The move comes after the populist coalition's choice for prime minister, Giuseppe Conte, abandoned his attempt to form a government following President Sergio Mattarella's refusal to endorse his euroskeptic choice for finance minister.
Mattarella said he had agreed with all of Conte's other demands, but his choice for finance minister, Paolo Savona, was unacceptable because his appointment would alarm investors and have dangerous consequences for Italy's outstanding government debt.
    Italy has not had a government since it went to the polls in March, the longest such period in the country's postwar history.
    Mattarella has summoned Carlo Cottarelli, former director of fiscal affairs at the IMF, to discuss forming an interim government, as new elections seem increasingly inevitable.
    Cottarelli served as director of the Fiscal Affairs Department from 2008 to 2013 and became known as "Mr. Scissors" for making cuts to public spending in Italy.
    Italian President Sergio Mattarella addresses journalists after consultations with political parties, on May 7, 2018 in Rome.

    Impeachment?

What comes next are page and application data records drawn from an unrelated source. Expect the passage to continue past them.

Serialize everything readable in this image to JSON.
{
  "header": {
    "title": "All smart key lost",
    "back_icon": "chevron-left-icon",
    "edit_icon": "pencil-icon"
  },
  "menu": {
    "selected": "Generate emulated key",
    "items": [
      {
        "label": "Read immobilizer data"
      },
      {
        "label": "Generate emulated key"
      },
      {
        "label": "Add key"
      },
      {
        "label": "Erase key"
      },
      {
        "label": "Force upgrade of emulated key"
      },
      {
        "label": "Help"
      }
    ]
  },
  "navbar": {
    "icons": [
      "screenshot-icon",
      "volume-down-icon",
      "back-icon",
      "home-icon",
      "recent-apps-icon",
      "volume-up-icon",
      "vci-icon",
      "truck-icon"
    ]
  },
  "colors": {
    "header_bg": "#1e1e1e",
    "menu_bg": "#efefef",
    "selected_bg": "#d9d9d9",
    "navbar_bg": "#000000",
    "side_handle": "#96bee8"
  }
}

    Italy's public debt stood at 2.3 trillion euros at the end of March, according to the nation's central bank. Italy's credit rating may be cut by Moody's over concerns about the new government's fiscal plans and the risk that some important past measures, such as pension reform, might be reversed.
    "I asked for that ministry an authoritative political figure from the coalition parties who was not seen as the supporter of a line that could provoke Italy's exit from the euro," Mattarella said in a televised speech.
    Reacting to the move, a populist leader, Five Star chief Luigi Di Maio, called for the president's impeachment.
    "(What) if we have elections and we win and then we go to the President's palace and they say we cannot form a government?" Di Maio told RAI show "Che Tempo Che Fa," according to Italian news agency ANSA.
    "That's why I say it is necessary to put the President under a state of accusation."
    The leader of the far-right League Party, Matteo Salvini, declined to comment on the possibility of impeachment, according to ANSA, suggesting that he was profoundly annoyed that his attempts to form government had been denied. Di Maio and Salvini formed a coalition after alliances with mainstream parties did not materialize.
    At the election, Italian voters eschewed established political parties and flocked to League and the anti-establishment Five Star party, driven in part by anti-immigrant sentiment and overall dissatisfaction with the previous, centrist government.
    Five Star won the most votes, followed by the League, but the election did not return a majority to any single party.
    The populists ditched some of their most incendiary campaign vows, such as calling for a referendum on whether Italy should abandon the euro or leave the European Union. But they promised a spending and tax-cutting binge that has rattled investors and could contain the seeds of a new European crisis.
    A populist government in Rome could make it more difficult for EU leaders such as French President Emmanuel Macron and German Chancellor Angela Merkel to push further political and economic integration of the bloc.
    Italy's prospect of going back to the polls has been raised before since March, with the failure of repeated attempts to form a coalition government.
    Mattarella said that a non-aligned administration could be a stopgap solution to the country's political stalemate.
    The League's Salvini and Five Star Movement's Di Maio had previously suggested a new poll in early July, but Mattarella had objected, saying that holding an election during the summer would exclude voters who may be vacationing.